=== Records provided ===
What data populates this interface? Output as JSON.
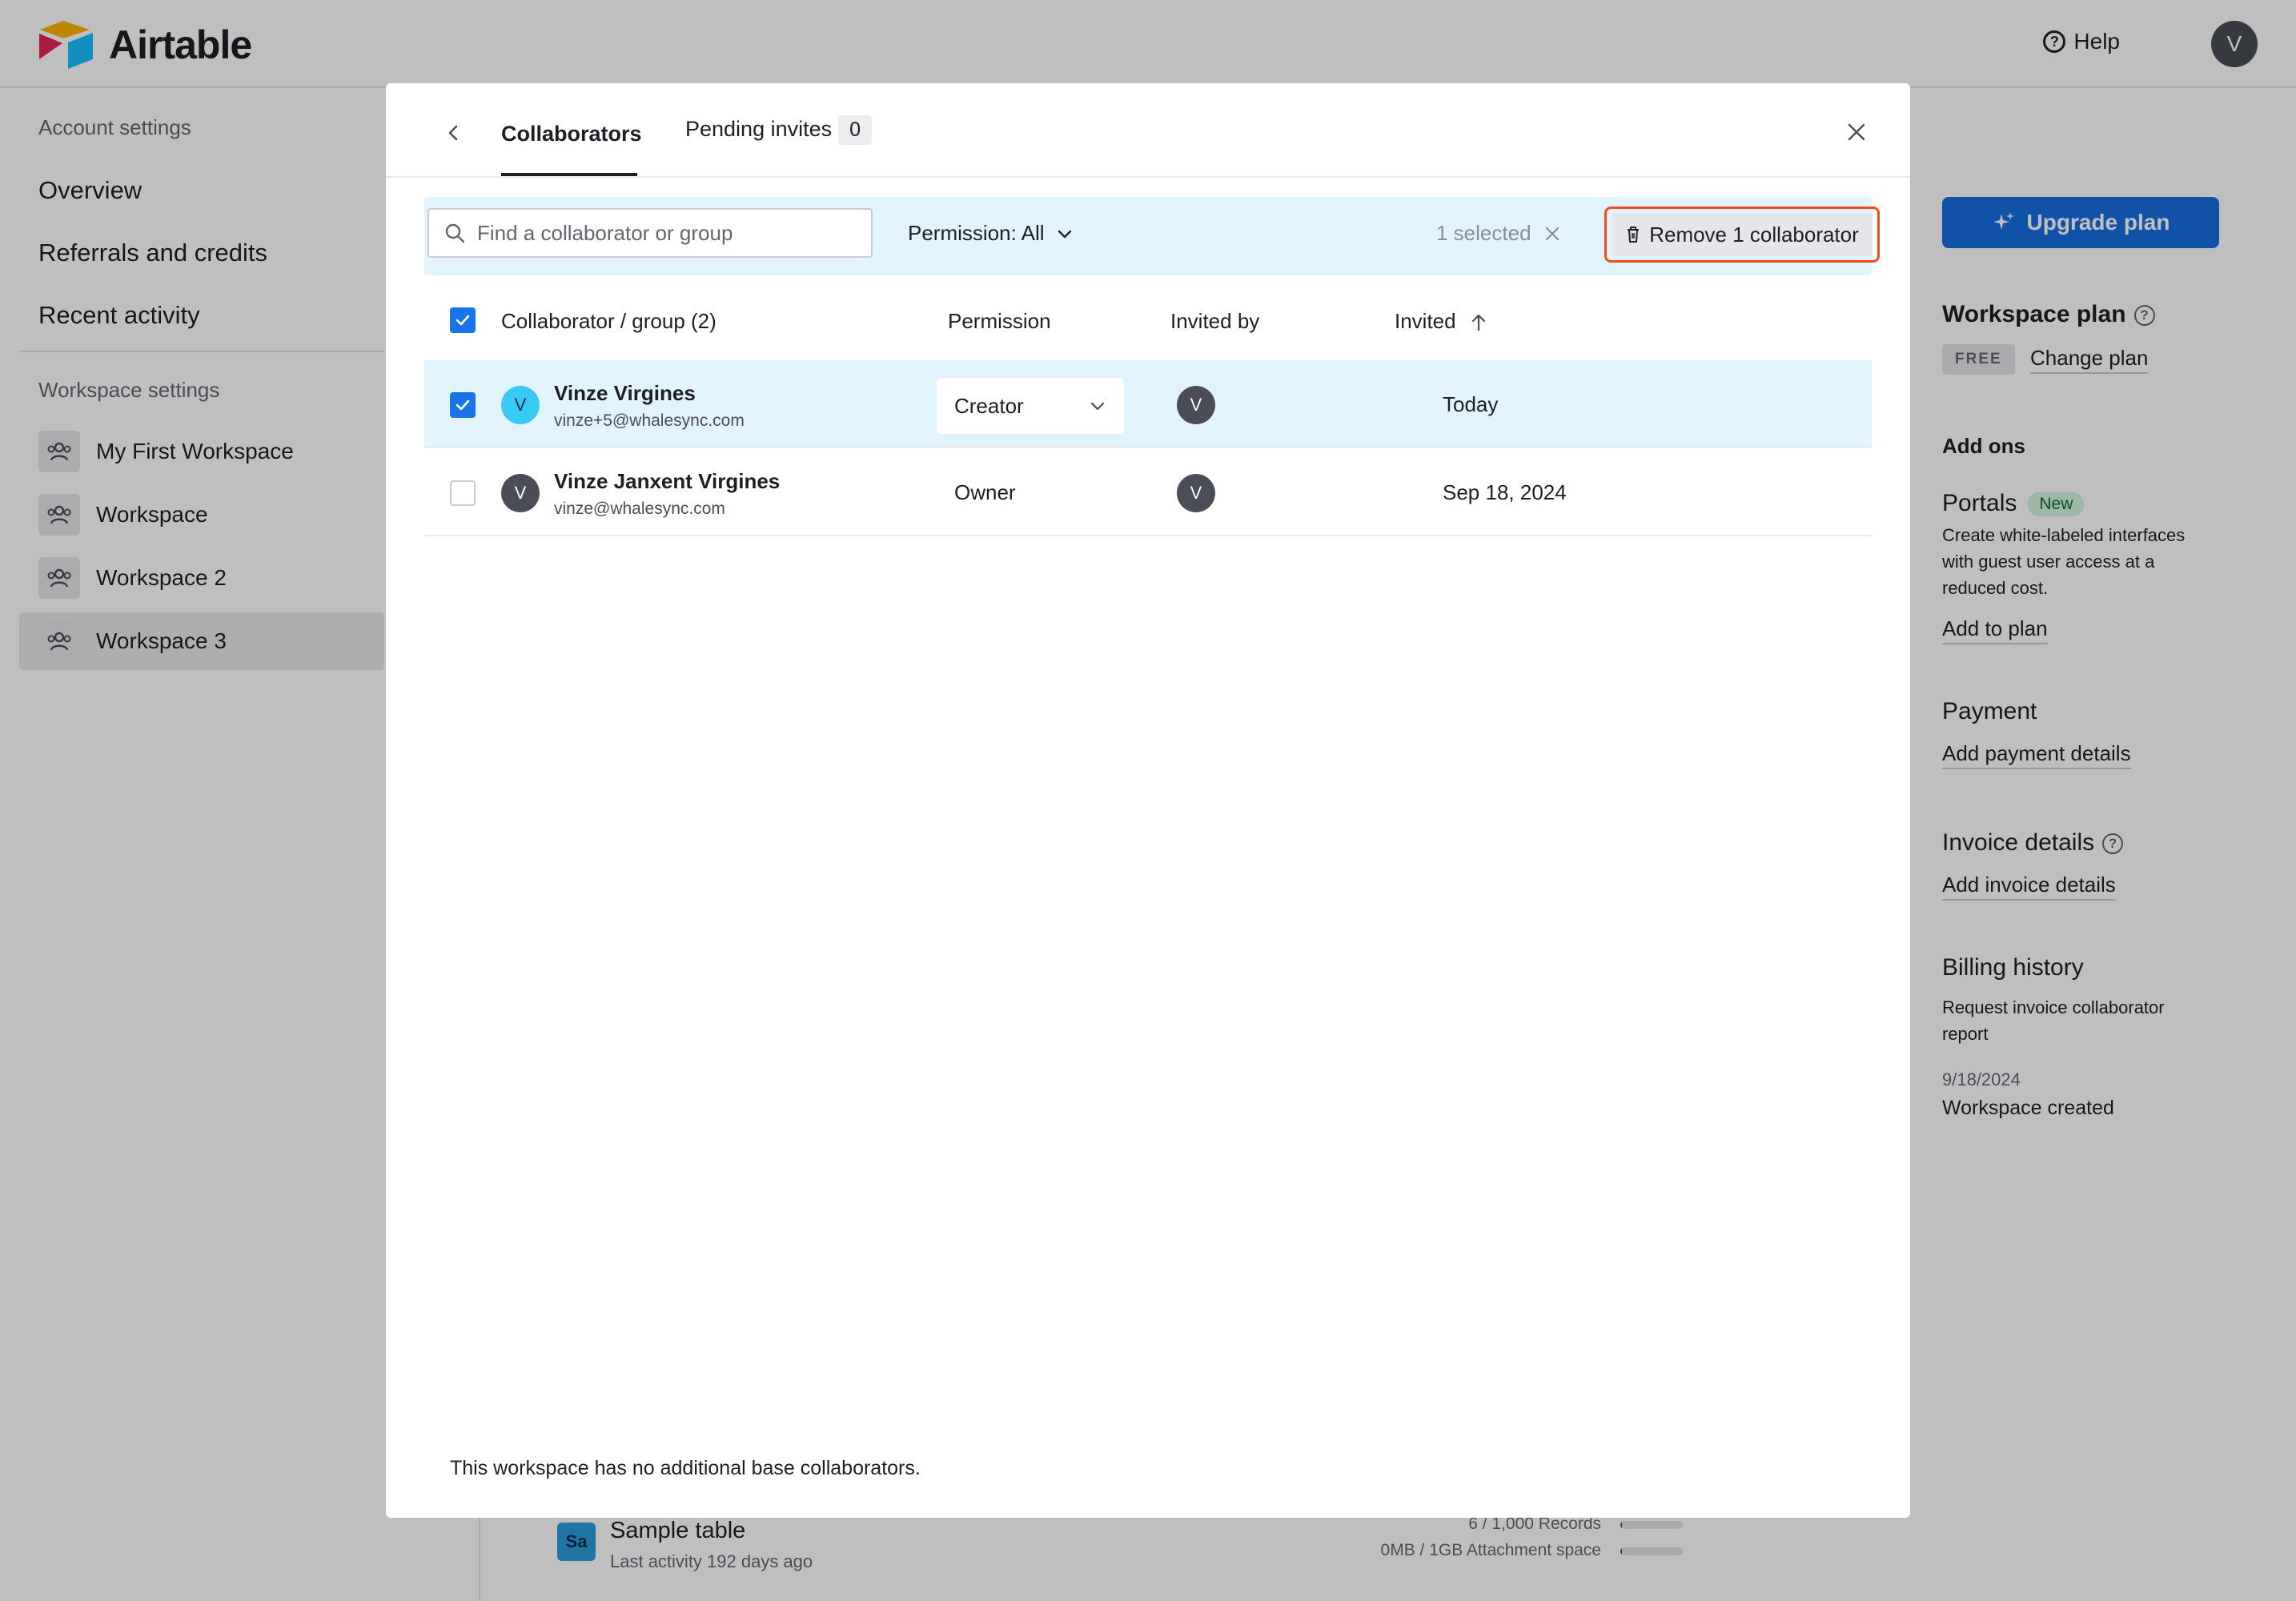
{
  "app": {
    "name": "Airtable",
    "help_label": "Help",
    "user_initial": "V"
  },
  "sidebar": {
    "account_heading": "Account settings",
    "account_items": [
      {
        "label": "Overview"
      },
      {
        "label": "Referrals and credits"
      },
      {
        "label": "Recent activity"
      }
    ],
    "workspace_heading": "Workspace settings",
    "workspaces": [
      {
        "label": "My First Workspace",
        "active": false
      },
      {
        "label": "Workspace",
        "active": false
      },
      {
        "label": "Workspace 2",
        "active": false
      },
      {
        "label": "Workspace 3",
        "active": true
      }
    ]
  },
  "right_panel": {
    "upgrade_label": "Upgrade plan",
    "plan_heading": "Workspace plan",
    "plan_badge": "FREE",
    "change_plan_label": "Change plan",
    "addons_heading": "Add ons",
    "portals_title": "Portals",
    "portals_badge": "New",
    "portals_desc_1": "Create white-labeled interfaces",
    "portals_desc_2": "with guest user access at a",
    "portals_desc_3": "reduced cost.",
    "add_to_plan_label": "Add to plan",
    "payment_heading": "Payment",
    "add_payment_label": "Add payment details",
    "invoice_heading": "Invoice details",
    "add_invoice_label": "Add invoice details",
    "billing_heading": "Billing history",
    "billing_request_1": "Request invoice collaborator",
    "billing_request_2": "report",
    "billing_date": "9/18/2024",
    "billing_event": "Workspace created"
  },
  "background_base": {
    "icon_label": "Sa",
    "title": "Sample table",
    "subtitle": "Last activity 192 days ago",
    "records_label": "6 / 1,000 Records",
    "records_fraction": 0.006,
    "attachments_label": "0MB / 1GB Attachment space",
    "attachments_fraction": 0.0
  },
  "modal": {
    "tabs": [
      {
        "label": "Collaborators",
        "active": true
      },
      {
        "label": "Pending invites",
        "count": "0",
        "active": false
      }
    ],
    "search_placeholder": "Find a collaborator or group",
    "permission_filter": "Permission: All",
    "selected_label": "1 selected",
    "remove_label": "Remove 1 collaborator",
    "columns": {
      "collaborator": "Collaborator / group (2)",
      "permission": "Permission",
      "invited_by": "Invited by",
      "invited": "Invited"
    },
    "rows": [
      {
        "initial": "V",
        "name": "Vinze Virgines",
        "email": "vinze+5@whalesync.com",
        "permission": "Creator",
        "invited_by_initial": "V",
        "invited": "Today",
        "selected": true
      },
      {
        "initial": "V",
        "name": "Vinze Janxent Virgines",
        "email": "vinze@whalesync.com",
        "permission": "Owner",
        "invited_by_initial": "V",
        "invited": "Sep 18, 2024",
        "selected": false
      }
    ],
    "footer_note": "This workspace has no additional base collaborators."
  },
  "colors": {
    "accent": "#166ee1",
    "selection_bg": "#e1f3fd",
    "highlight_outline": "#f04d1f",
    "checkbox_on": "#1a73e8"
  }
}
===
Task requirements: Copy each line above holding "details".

Answer section:
    "add_payment_label": "Add payment details",
    "invoice_heading": "Invoice details",
    "add_invoice_label": "Add invoice details",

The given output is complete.